When I was finishing my directing degree at the Phoenix Theatre, I was short a few electives and had to take some basket weaving courses during the summer. It was great. Here I was, preparing for a Fringe show, drinking wine on the beach, having BBQ’s, running around on the back of my friend’s Moped and being 23 years old with only a few courses left in my degree.
The problem was, there weren’t any basket weaving available. So, I took a women’s study course and a classical music appreciation course. I guessed they’d be pretty easy after doing a 4th year directing project.
What I didn’t bargain for in the women’s study course was how it would change my life. I’d grown up with ten men in a traditional, partriarchal model and as I studied women’s feminist writings and listened to my instructor talk about Virginia Woolf and the importance of having a ‘room of one’s own’ I began to see a different perspective. It was like I woke up from a long sleep. Where in god’s name had I been all this time? This was serious $%#@!
I jettisoned girly girl fables, stories, dreams. I said, fuck Cinderella, fuck Snow White, fuck being a wife! I burned my bra, my future white dress, my rehearsal dinner, my cake….my husband.
That was 20 years ago.
A lot has happened. A lot has changed. Do I want all that fluffy bouffant girly stuff? Not really. But I do realize that not allowing anyone in so I could be someone Gloria Steinem would be proud of is maybe not serving me anymore. When I read that Gloria married at the age of 66 I was kind of blown away. But I loved what she said in an interview, when asked about this ‘change of heart’:
It was something about me. I think. First of all, I was 66 years old. I was who I was. I no longer felt that I would have to give myself up in any way.
I love this.
I no longer felt I would have to give myself up in any way.
Ah. That is it really. That was what I think I was always afraid of, fought for, held onto in my life–that desire to not have to give myself up, my writing, my art, my essential voice.
I know finally, and really understand, what Gloria is talking about. It’s softened me up a little, taken down those unwieldy walls I’d constructed around me to keep out those fables, bows, and glass slippers.
And when I did, lo and behold, it wasn’t so bad! They’re sweet, some of those stories, and they’re not evil, and they have some adorable moments. It doesn’t mean I believe in the idea that women need ‘saving’ or carriages that turn into pumpkins at midnight. But I kind of like the Cinderella story, and you know, I would re-write it to be a girl that didn’t have much money but worked her ass off, was able to support herself, and then met a really great guy and she no longer felt she would have to give herself up in any way.

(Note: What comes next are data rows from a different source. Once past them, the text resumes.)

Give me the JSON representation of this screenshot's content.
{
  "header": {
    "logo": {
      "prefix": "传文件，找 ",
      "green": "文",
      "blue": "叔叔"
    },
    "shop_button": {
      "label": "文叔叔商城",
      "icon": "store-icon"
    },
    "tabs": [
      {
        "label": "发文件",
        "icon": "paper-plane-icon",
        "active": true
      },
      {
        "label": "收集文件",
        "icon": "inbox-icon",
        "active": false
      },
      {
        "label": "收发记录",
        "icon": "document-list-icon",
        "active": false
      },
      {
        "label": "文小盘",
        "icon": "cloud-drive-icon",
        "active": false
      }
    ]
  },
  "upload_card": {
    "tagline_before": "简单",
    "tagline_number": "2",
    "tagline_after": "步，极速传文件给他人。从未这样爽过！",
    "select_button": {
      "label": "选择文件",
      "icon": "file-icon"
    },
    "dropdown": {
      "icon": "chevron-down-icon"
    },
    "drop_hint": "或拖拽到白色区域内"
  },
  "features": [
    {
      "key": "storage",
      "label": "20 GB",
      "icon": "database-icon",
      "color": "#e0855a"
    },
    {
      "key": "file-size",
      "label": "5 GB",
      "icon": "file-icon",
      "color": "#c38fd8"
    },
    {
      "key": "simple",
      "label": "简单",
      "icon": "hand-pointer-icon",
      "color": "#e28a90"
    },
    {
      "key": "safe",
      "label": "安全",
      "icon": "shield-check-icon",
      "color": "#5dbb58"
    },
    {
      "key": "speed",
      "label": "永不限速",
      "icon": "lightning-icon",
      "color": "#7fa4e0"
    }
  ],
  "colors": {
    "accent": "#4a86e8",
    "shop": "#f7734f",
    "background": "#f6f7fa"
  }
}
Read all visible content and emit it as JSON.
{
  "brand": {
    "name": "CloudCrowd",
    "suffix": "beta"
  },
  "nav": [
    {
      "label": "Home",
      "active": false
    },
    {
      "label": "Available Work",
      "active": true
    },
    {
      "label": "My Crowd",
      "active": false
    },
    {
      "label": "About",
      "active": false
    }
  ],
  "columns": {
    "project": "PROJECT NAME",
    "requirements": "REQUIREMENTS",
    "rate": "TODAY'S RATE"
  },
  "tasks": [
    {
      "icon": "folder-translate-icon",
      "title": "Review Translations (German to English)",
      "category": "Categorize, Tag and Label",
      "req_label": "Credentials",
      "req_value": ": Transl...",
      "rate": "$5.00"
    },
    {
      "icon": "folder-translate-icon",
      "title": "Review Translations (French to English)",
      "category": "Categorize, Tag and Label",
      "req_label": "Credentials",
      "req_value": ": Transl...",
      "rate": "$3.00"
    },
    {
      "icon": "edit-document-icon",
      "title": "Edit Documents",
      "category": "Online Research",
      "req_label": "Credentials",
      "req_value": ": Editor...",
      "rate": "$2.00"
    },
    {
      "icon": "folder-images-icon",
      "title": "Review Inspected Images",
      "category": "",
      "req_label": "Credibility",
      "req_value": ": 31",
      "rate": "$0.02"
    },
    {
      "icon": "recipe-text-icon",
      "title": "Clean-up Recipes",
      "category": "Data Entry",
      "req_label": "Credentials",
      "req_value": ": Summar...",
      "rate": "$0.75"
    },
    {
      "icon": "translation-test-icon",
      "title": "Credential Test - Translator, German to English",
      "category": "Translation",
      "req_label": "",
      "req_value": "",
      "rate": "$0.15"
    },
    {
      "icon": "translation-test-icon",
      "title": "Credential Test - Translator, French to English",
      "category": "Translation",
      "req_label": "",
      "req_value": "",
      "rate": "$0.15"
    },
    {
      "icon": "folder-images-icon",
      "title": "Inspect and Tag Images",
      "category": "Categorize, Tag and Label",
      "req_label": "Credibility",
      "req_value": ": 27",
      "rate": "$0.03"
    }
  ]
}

Maybe they met in a bar instead of a ball. The point is, Gloria was ready for an equal partnership, and maybe Cindrella in my story would be too, and wouldn’t have to be saved, but rather ‘discovered’ for all of her power, and all of her weakness, faults, and foibles and still loved. That is no fable–it’s partnership.
When asked, why, after 50 years of being single and dating and all of that, would she get married? She said it was because her and David Bale ‘both felt that we wanted to be responsible for each other’.
Isn’t that lovely? So maybe Cinderella and her Prince would be responsible for each other. Lucky Prince I say.